Problem to work on — In your copy of the records, include every word exactly and no pictures.

Entries from a dataset of interfaces:

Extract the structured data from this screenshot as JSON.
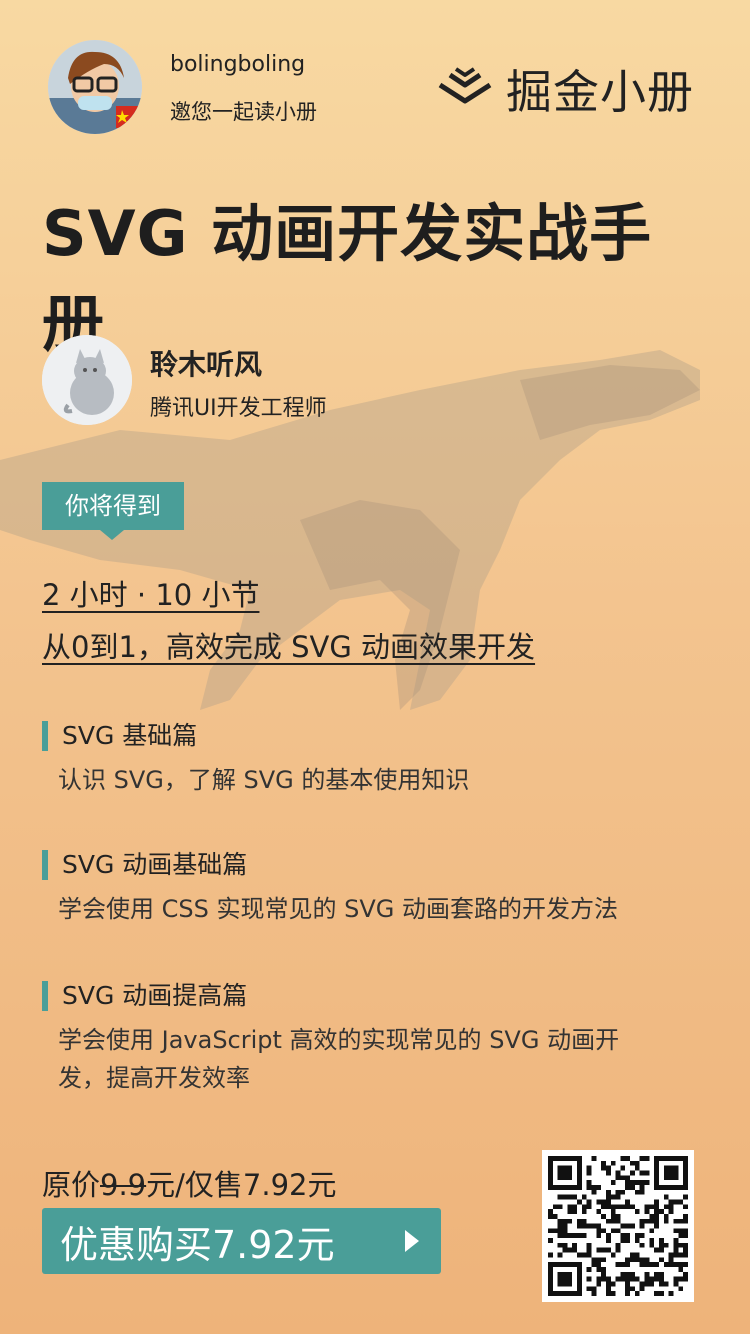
{
  "header": {
    "username": "bolingboling",
    "invite_text": "邀您一起读小册",
    "brand_name": "掘金小册"
  },
  "book": {
    "title": "SVG 动画开发实战手册"
  },
  "author": {
    "name": "聆木听风",
    "title": "腾讯UI开发工程师"
  },
  "gain": {
    "tag_label": "你将得到",
    "line1": "2 小时 · 10 小节",
    "line2": "从0到1，高效完成 SVG 动画效果开发"
  },
  "sections": [
    {
      "title": "SVG 基础篇",
      "desc": "认识 SVG，了解 SVG 的基本使用知识"
    },
    {
      "title": "SVG 动画基础篇",
      "desc": "学会使用 CSS 实现常见的 SVG 动画套路的开发方法"
    },
    {
      "title": "SVG 动画提高篇",
      "desc": "学会使用 JavaScript 高效的实现常见的 SVG 动画开发，提高开发效率"
    }
  ],
  "price": {
    "original_label": "原价",
    "original_value": "9.9",
    "unit": "元",
    "sale_text": "/仅售7.92元"
  },
  "buy_button": {
    "label": "优惠购买7.92元"
  },
  "colors": {
    "accent": "#4a9e98",
    "background_top": "#f8d9a2",
    "background_bottom": "#eeb37a"
  }
}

Written answer —
Extract the structured data from this screenshot as JSON.
{
  "header": {
    "username": "bolingboling",
    "invite_text": "邀您一起读小册",
    "brand_name": "掘金小册"
  },
  "book": {
    "title": "SVG 动画开发实战手册"
  },
  "author": {
    "name": "聆木听风",
    "title": "腾讯UI开发工程师"
  },
  "gain": {
    "tag_label": "你将得到",
    "line1": "2 小时 · 10 小节",
    "line2": "从0到1，高效完成 SVG 动画效果开发"
  },
  "sections": [
    {
      "title": "SVG 基础篇",
      "desc": "认识 SVG，了解 SVG 的基本使用知识"
    },
    {
      "title": "SVG 动画基础篇",
      "desc": "学会使用 CSS 实现常见的 SVG 动画套路的开发方法"
    },
    {
      "title": "SVG 动画提高篇",
      "desc": "学会使用 JavaScript 高效的实现常见的 SVG 动画开发，提高开发效率"
    }
  ],
  "price": {
    "original_label": "原价",
    "original_value": "9.9",
    "unit": "元",
    "sale_text": "/仅售7.92元"
  },
  "buy_button": {
    "label": "优惠购买7.92元"
  },
  "colors": {
    "accent": "#4a9e98",
    "background_top": "#f8d9a2",
    "background_bottom": "#eeb37a"
  }
}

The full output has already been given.